## Aim of the exercise:
In this exercise, set down every entry that follows exactly as it appears.

## Given records:
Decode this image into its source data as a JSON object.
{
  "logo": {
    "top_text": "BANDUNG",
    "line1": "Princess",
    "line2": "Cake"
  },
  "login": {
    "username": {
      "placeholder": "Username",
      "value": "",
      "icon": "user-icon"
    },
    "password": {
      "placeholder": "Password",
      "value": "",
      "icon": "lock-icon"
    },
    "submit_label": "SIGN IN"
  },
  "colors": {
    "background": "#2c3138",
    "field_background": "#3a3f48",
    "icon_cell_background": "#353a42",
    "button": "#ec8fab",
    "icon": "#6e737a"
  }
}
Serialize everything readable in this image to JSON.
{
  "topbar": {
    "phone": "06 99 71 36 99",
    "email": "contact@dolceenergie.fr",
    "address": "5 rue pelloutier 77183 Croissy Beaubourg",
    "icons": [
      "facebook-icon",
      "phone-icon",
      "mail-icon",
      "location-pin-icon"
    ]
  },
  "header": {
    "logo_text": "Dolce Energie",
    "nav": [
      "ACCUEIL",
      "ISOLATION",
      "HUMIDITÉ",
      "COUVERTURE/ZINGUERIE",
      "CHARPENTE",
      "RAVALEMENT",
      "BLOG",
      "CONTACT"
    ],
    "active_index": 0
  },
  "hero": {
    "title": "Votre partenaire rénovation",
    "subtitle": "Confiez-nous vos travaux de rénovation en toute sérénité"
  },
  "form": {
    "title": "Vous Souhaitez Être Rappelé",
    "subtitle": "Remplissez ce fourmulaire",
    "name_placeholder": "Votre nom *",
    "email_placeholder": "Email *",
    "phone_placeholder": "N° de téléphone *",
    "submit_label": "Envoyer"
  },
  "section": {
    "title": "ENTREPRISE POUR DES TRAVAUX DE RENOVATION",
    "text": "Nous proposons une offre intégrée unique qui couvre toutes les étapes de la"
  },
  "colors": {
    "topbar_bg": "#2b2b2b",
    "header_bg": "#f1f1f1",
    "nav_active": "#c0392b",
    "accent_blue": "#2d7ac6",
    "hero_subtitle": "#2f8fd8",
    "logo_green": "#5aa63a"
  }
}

## Answer to the exercise:
Decode this image into its source data as a JSON object.
{
  "logo": {
    "top_text": "BANDUNG",
    "line1": "Princess",
    "line2": "Cake"
  },
  "login": {
    "username": {
      "placeholder": "Username",
      "value": "",
      "icon": "user-icon"
    },
    "password": {
      "placeholder": "Password",
      "value": "",
      "icon": "lock-icon"
    },
    "submit_label": "SIGN IN"
  },
  "colors": {
    "background": "#2c3138",
    "field_background": "#3a3f48",
    "icon_cell_background": "#353a42",
    "button": "#ec8fab",
    "icon": "#6e737a"
  }
}
Serialize everything readable in this image to JSON.
{
  "topbar": {
    "phone": "06 99 71 36 99",
    "email": "contact@dolceenergie.fr",
    "address": "5 rue pelloutier 77183 Croissy Beaubourg",
    "icons": [
      "facebook-icon",
      "phone-icon",
      "mail-icon",
      "location-pin-icon"
    ]
  },
  "header": {
    "logo_text": "Dolce Energie",
    "nav": [
      "ACCUEIL",
      "ISOLATION",
      "HUMIDITÉ",
      "COUVERTURE/ZINGUERIE",
      "CHARPENTE",
      "RAVALEMENT",
      "BLOG",
      "CONTACT"
    ],
    "active_index": 0
  },
  "hero": {
    "title": "Votre partenaire rénovation",
    "subtitle": "Confiez-nous vos travaux de rénovation en toute sérénité"
  },
  "form": {
    "title": "Vous Souhaitez Être Rappelé",
    "subtitle": "Remplissez ce fourmulaire",
    "name_placeholder": "Votre nom *",
    "email_placeholder": "Email *",
    "phone_placeholder": "N° de téléphone *",
    "submit_label": "Envoyer"
  },
  "section": {
    "title": "ENTREPRISE POUR DES TRAVAUX DE RENOVATION",
    "text": "Nous proposons une offre intégrée unique qui couvre toutes les étapes de la"
  },
  "colors": {
    "topbar_bg": "#2b2b2b",
    "header_bg": "#f1f1f1",
    "nav_active": "#c0392b",
    "accent_blue": "#2d7ac6",
    "hero_subtitle": "#2f8fd8",
    "logo_green": "#5aa63a"
  }
}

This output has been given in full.